His sister, Caroline Fitzgerald, said he died suddenly after contracting a respiratory illness less than three months after he retired from his position as chief procurement officer for a United Nations program based in Cambodia.
The program provides assistance to a special Cambodian tribunal in charge of prosecuting individuals implicated in atrocities against the Cambodian people that were committed during the Khmer Rouge government from 1975 to 1979.
The tribunal is officially known as the Extraordinary Chambers in the Courts of Cambodia for the Prosecution of Crimes Committed during the Period of Democratic Kampuchea.
Lars Olsen, a spokesperson for the U.N., said Vincent was “responsible for overseeing the procurement of all goods and contractual services provided by the United Nations to assist the operations” of the tribunal court.
“Tom loved the people and culture of Cambodia,” Fitzgerald said. “He had recently expressed his wishes to make Cambodia his home and the place he could spend his retirement years.”
Vincent, who was gay and had many friends in D.C.’s gay community, was born in Quincy, Mass., according to Fitzgerald. He received his bachelor’s degree at Boston University and a master’s degree in public administration from Boston’s Suffolk University.
His career in the field of public administration and procurement included a stint between 1998 and 2003 as deputy director and director of the Procurement Management Division at the U.S. Department of Housing and Urban Development in Washington, D.C.
He served from January 2005 to December 2006 as acting director of procurement and procurement manager for Radio Free Europe/Radio Liberty both in Washington and in Prague.
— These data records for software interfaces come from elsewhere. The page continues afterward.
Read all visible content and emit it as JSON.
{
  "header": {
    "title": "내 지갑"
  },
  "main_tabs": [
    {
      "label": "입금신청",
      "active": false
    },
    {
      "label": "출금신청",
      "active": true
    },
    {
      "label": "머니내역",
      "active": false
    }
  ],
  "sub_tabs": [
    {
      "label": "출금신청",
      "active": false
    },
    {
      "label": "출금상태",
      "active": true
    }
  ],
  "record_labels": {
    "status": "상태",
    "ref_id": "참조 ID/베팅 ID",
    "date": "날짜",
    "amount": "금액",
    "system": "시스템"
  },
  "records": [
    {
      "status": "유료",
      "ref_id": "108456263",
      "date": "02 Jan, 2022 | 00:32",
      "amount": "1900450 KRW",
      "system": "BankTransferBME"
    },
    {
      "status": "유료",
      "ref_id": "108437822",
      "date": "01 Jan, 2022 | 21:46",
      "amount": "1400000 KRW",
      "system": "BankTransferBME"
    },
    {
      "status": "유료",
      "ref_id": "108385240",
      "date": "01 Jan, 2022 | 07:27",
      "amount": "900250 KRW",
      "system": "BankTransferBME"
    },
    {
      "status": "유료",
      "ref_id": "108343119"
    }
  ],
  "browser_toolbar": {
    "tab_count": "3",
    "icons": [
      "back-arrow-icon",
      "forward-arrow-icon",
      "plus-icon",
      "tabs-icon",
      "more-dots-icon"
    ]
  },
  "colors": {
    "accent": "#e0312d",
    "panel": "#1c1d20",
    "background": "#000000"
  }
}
From 2006 to 2008 he served as a consultant for the suburban Maryland-based company Procurement Solutions. In that position he provided consulting services to companies doing business with international agencies, including the U.N’s World Health Organization and UNICEF program, the World Bank, the Gates Foundation and the U.S. National Academies of Science.
“Thomas was a voracious reader and loved to learn all he could about countries, their people and their cultures,” Fitzgerald said. “He spent many wonderful years traveling all over the world visiting places like the Egyptian pyramids, climbing Machu Picchu, exploring the countryside and castles in Scotland, shopping in London, and the list goes on,” she said.
“He not only traveled the world, but always made sure he brought a little piece of where he had been back to his family,“ said Fitzgerald. “He was always thoughtful and considerate of others.”
Fitzgerald said her brother was a “strong ally to those who struggled with alcohol addiction,” adding, “He was diligent in his commitment to his own rehabilitation and to those friends he met along the way, always being there to lend a helping hand and show his support.”
Survivors include his sisters Caroline, Kathleen, and Beth; his brother David; his niece and many nephews, aunts, uncles and cousins. He was predeceased by his parents, Barbara and Thomas Vincent.
At his request, his ashes will remain in Cambodia, Fitzgerald said. She said a private memorial will be held by his family at a future date.
Condolences may be sent c/o Kathleen Rafanan, 1400 Celebration Ave., Apt. 301, Celebration, FL 34747.